Today it's different. A site with an RSS feed is not news. A new blog is nice, for sure -- but in itself is not interesting. Everyone has blogs, everyone has RSS, there are lots of podcast feeds, that's all good.
This is going to sound weird, but then so did blogs and RSS back in the day. And it may not work, or it may be slightly off, or it may not be the right time. You never know it's going to work until it does.
If you look at the website of Scripting News, instead of the feed, you'll see there's been a change. It's a lot simpler. All the same stuff is there, but it's laid out in a more pleasing way (I hope). There are little plus signs all over the place where you can get more info. So it's easy to skim, but it's also easy to go deeper. I believe in both ways of reading.
In this context I am a writer and a programmer. My design work is finished. My rendering of scripting.com in HTML is done. But, in addition to publishing the rendered text, I also publish the source. So anyone can write a renderer.
I think of this act of open-ness as equivalent to publishing Scripting News in XML in December 1997. That simple act led to people at Netscape building an aggregator to read it. Then more feeds were published. Then more aggregators and on and on. This is how bootstraps begin, with a single act of faith. It's like the Kevin Costner character in Field of Dreams who believes if he builds a baseball diamond on his farm the players would come.

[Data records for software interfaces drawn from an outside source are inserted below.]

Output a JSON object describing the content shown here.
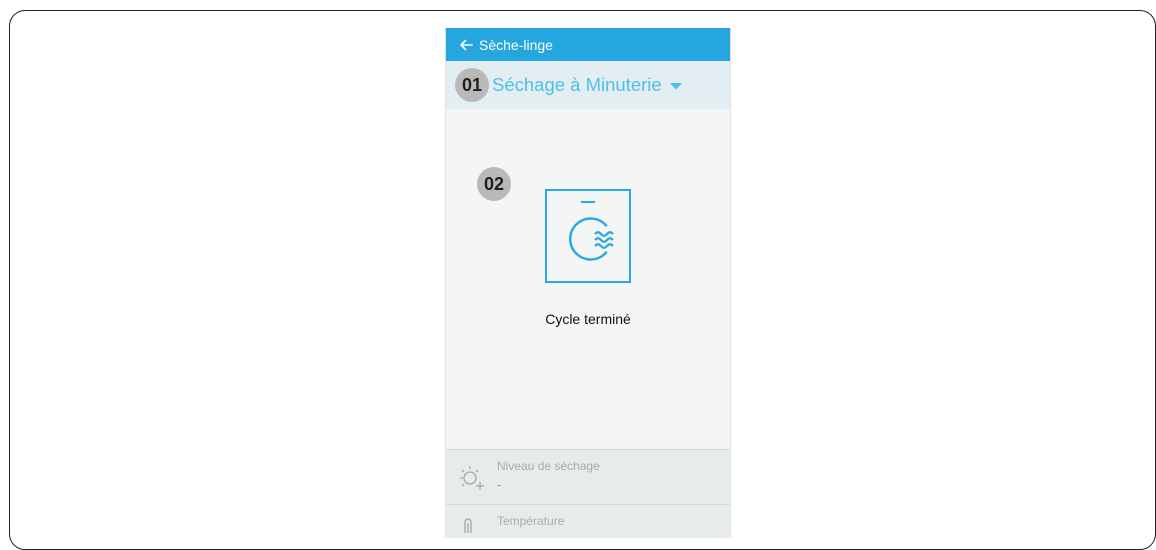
{
  "app_bar": {
    "title": "Sèche-linge",
    "back_icon": "arrow-left-icon"
  },
  "mode": {
    "badge": "01",
    "label": "Séchage à Minuterie",
    "caret_icon": "caret-down-icon"
  },
  "status": {
    "badge": "02",
    "icon": "dryer-icon",
    "text": "Cycle terminé"
  },
  "options": [
    {
      "label": "Niveau de séchage",
      "value": "-",
      "icon": "dry-level-icon"
    },
    {
      "label": "Température",
      "icon": "temperature-icon"
    }
  ],
  "colors": {
    "appbar": "#26a6df",
    "accent": "#4cc0e9",
    "icon_blue": "#29a9e1",
    "badge": "#b9b9b9",
    "background": "#f4f5f5"
  }
}
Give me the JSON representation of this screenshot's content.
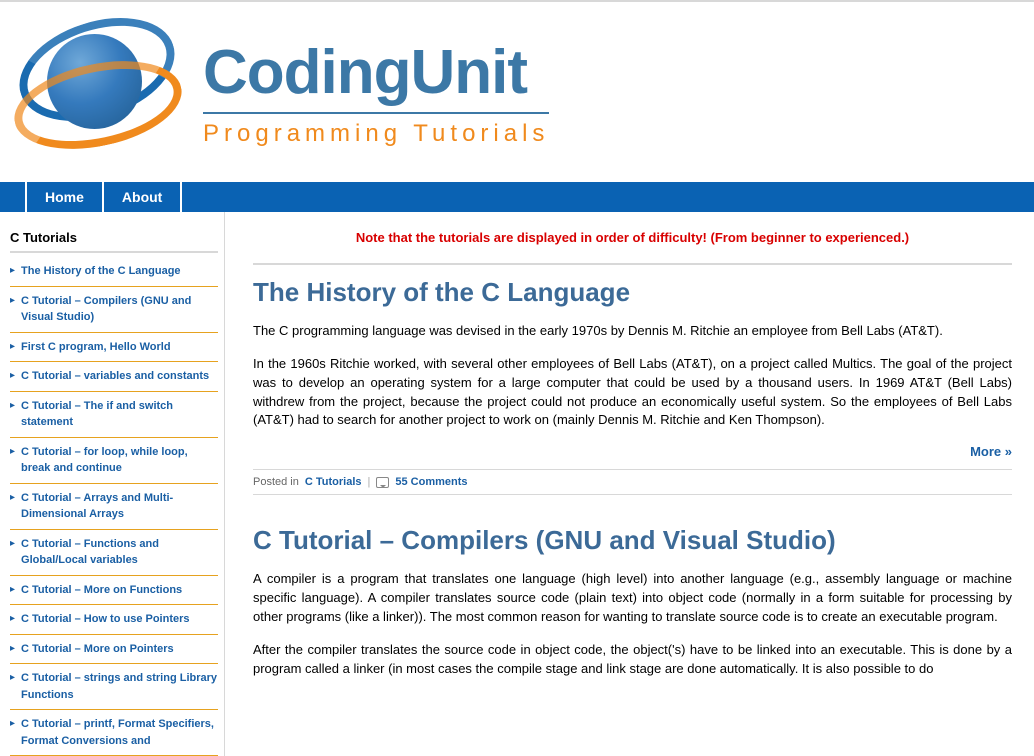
{
  "brand": {
    "name": "CodingUnit",
    "tagline": "Programming Tutorials"
  },
  "nav": {
    "home": "Home",
    "about": "About"
  },
  "sidebar": {
    "title": "C Tutorials",
    "items": [
      "The History of the C Language",
      "C Tutorial – Compilers (GNU and Visual Studio)",
      "First C program, Hello World",
      "C Tutorial – variables and constants",
      "C Tutorial – The if and switch statement",
      "C Tutorial – for loop, while loop, break and continue",
      "C Tutorial – Arrays and Multi-Dimensional Arrays",
      "C Tutorial – Functions and Global/Local variables",
      "C Tutorial – More on Functions",
      "C Tutorial – How to use Pointers",
      "C Tutorial – More on Pointers",
      "C Tutorial – strings and string Library Functions",
      "C Tutorial – printf, Format Specifiers, Format Conversions and"
    ]
  },
  "notice": "Note that the tutorials are displayed in order of difficulty! (From beginner to experienced.)",
  "posts": [
    {
      "title": "The History of the C Language",
      "paragraphs": [
        "The C programming language was devised in the early 1970s by Dennis M. Ritchie an employee from Bell Labs (AT&T).",
        "In the 1960s Ritchie worked, with several other employees of Bell Labs (AT&T), on a project called Multics. The goal of the project was to develop an operating system for a large computer that could be used by a thousand users. In 1969 AT&T (Bell Labs) withdrew from the project, because the project could not produce an economically useful system. So the employees of Bell Labs (AT&T) had to search for another project to work on (mainly Dennis M. Ritchie and Ken Thompson)."
      ],
      "more_label": "More »",
      "meta": {
        "posted_in_label": "Posted in",
        "category": "C Tutorials",
        "comments": "55 Comments"
      }
    },
    {
      "title": "C Tutorial – Compilers (GNU and Visual Studio)",
      "paragraphs": [
        "A compiler is a program that translates one language (high level) into another language (e.g., assembly language or machine specific language). A compiler translates source code (plain text) into object code (normally in a form suitable for processing by other programs (like a linker)). The most common reason for wanting to translate source code is to create an executable program.",
        "After the compiler translates the source code in object code, the object('s) have to be linked into an executable. This is done by a program called a linker (in most cases the compile stage and link stage are done automatically. It is also possible to do"
      ]
    }
  ]
}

You can be one of the first to play in this ballpark. Take the OPML source of this post and make it look and work great on some device. It could be a cell phone. It could be an iPad. It could be a 27-inch display. You'll learn a lot from that, I hope you'll share what you learn (write a blog post).